And yet, how often do speakers fall into the same old patterns? A bland opening, going through slide after slide of information, a weak conclusion, asking for questions at the end.
When you speak, break the pattern!
Inspired by Joseph Haydn’s Surprise Symphony, Stephen Welch has written a post to help you break the pattern the next time you have a presentation. He offers concrete advice that you can break the patterns of your audience’s thinking in your presentations. Fittingly, he divides his ideas into the following musical techniques
- Overture – Open your presentation in a creative way
- Key change – Change the tone of your voice at key moments
- Rest bars – The power of the pause
- The instrumental solo – Videos, music and more
- Intermission – Ways to give your audience a break
- Encore – End on a strong note
To learn more about these techniques, please read Stephen’s post.
When I began this series back in 2009 with Quote No. 1, I wasn’t sure that I would find enough quotes to keep it running for long. But time and again, I have come across great quotes, aphorisms, sayings and other pieces of wisdom that have something to offer to public speakers.
I hadn’t thought too much about what I would do for Quote No. 300, but then I came across this trailer for the movie A Star is Born, starring Bradley Cooper and Lady Gaga, and I knew this was it. Because this is a milestone, you get the quote and a video.

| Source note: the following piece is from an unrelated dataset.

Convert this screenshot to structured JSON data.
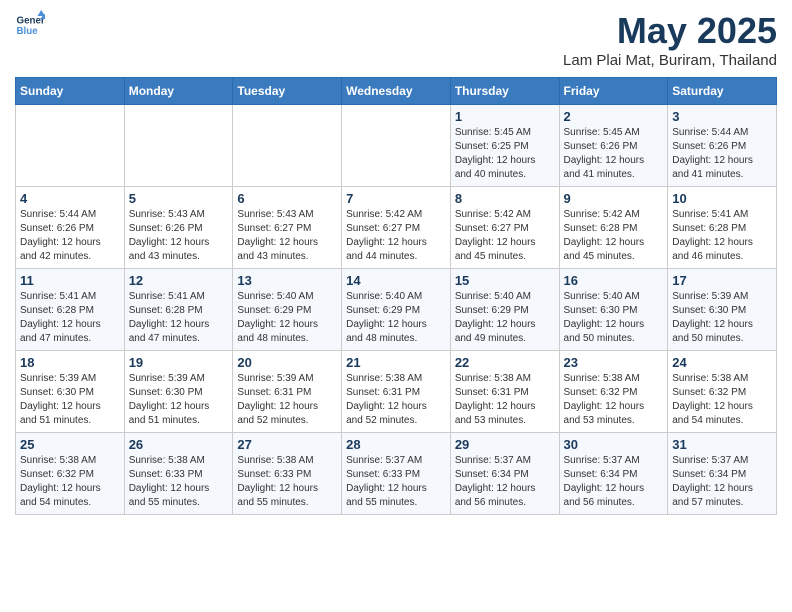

Hope it inspires you to go out and speak. You’ve got something to say.
“Look, talent comes everywhere. But having something to say and the way to say it so people listen to it, that’s a whole other bag. And unless you get out there and you try to do it, you’ll never know. That’s just the truth.
“If there’s one reason we’re supposed to be here, it’s to say something so people want to hear it. So you gotta grab it. And you don’t apologize, you don’t worry about why they’re listening or how long they’re gonna be listening for, you just tell ’em what you wanna say.”
— Bradley Cooper in A Star is Born
If you give a lot of speeches or presentations, there is a good chance that you have experienced dry mouth (also known as cotton mouth) — that parched, sticky sensation that makes your mouth and throat feel like cracked soil in a drought.
The technical term for dry mouth is xerostomia. It’s a condition in which the salivary glands in your mouth don’t produce enough saliva to keep your mouth wet. There are several causes of xerostomia, some of which are serious. For many people, however, dry mouth is a temporary condition brought on by stress or nerves, something which every public speaker has experienced.
You know the symptoms: a dry, sticky mouth; a sore throat; difficulty swallowing; a heavy pasty tongue. Not fun and, if you are speaking to an audience, not helpful. So what can you do about it?
Here are 10 tips:
1. Drink plenty of water the night before. Yes, you will be going to the washroom more often than usual, but all that water will hydrate your cells.
2. Sip water regularly in the hour or so before you speak to stay hydrated. Be sure to go to the washroom before you take the stage.
3. Chew citrus-flavoured gum or a lozenge before speaking, but don’t forget go spit it out before going on stage!
4. Have water handy on stage so that you can take a sip if necessary. Two important things to remember about water:
(a) It should be room temperature. Cold water constricts the vocal chords.
(b) It should be flat, not sparkling. Bubble have a way of coming back up!
5. Avoid alcohol, caffeine and tobacco before you speak as these substances worsen dry mouth.
6. If you use mouthwash, choose a brand without alcohol.
7. Try an oral rinse that is designed to counteract dry mouth. Such rinses usually contain xylitol, which helps stimulate saliva. I have used this brand and found it works well.
8. Avoid antihistamines and decongestants as they tend to exacerbate dry mouth.
9. Sleep with a humidifier.
10. Prepare well. This will help you feel more confident, which will help you feel less nervous, which in turn will help minimize dry mouth.